How to prevent mold in your attic
We’ve already identified how bathroom or kitchen fans can end up dumping moist air into the attic instead of outside the home. In the wintertime, the cold wooden sheathing in the attic combined with the moist air can cause wet wood which results in an ideal environment for mold to form.
To prevent moist bathroom or kitchen air from exiting into your attic, technicians can seal the attic and make sure that vent fans and dryer vents are ducted to the outside. This way none of the harmful moist air enters the attic, and instead is redirected outside the house.
Similarly, make sure that all of your appliance, plumbing, and house vents are all directed to vent outside, not the attic. Your vents might also be venting to vent ports installed in the soffit, and warm air might not be traveling in the downward motion that they’re designed for. Check for stains and discoloration above where the vent enters the soffit areas to diagnose potential issues.
Air constantly moving through the attic will ultimately prevent mold from developing, so it’s hard to overdo the ventilation up there.
Another key component to keeping mold out of your attic is proper insulation. Insulation prevents warmer air from entering a cold attic, as that causes condensation and moisture buildup. Check that there is insulation on and surrounding your access panel and your attic floors. Heating ducts and any empty space between the attic and other parts of the house (such as crawl spaces).
Don’t over-insulate your attic, as warm air is ultimately needed to dry out some of the moisture in the attic’s air.

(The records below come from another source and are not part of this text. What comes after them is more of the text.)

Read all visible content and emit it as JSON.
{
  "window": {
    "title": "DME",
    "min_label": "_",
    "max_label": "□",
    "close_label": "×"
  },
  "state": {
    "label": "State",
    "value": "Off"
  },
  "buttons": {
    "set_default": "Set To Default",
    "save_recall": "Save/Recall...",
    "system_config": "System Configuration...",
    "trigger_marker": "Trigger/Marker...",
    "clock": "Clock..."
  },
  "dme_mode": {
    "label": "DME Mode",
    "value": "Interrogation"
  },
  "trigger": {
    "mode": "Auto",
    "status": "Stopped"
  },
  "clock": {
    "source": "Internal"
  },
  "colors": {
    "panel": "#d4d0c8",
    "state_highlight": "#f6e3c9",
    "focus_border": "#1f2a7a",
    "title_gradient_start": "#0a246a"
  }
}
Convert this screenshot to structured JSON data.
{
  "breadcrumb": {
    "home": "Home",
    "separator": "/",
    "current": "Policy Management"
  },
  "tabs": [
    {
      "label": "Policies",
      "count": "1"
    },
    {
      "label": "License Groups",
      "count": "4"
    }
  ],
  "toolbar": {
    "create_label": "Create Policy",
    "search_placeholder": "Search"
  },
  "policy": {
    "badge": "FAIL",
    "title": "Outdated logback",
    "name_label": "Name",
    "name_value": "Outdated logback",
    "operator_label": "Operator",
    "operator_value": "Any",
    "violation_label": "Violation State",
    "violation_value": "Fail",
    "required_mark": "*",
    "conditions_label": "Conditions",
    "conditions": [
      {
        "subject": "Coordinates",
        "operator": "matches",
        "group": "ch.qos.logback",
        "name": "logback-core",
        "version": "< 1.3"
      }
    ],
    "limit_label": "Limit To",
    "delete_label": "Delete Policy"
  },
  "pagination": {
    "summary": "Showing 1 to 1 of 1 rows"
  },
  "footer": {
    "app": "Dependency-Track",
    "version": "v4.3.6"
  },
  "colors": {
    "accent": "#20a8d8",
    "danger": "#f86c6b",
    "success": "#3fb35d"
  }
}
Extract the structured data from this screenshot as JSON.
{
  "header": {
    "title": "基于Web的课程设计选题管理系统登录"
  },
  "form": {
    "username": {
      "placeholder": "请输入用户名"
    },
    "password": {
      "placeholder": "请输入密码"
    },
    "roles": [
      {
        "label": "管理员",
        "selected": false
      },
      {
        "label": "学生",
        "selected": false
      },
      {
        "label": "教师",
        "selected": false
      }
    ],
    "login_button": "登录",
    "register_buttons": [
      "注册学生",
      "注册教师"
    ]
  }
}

No heat to dry out moisture means mold growth in your attic.
Benefits of preventing mold in your attic
When unattended, attic mold can lead to structural deterioration of attic sheathing and the roof. Repairing these components can get expensive depending how widespread the damage is. Preventing mold through proper ventilation and insulation can save homeowners a fortune.
Furthermore, properly ventilating your home and preventing mold from forming around ventilation in your attic will allow better overall air circulation. This will make your attic less stuffy in the summer, which contributes to a cooler house overall. As such, preventing mold through proper ventilation can help save you money on electric bills.
It’s always best to check your home for any warning signs and deal with them accordingly so that your house is free of mold and you are free of worry.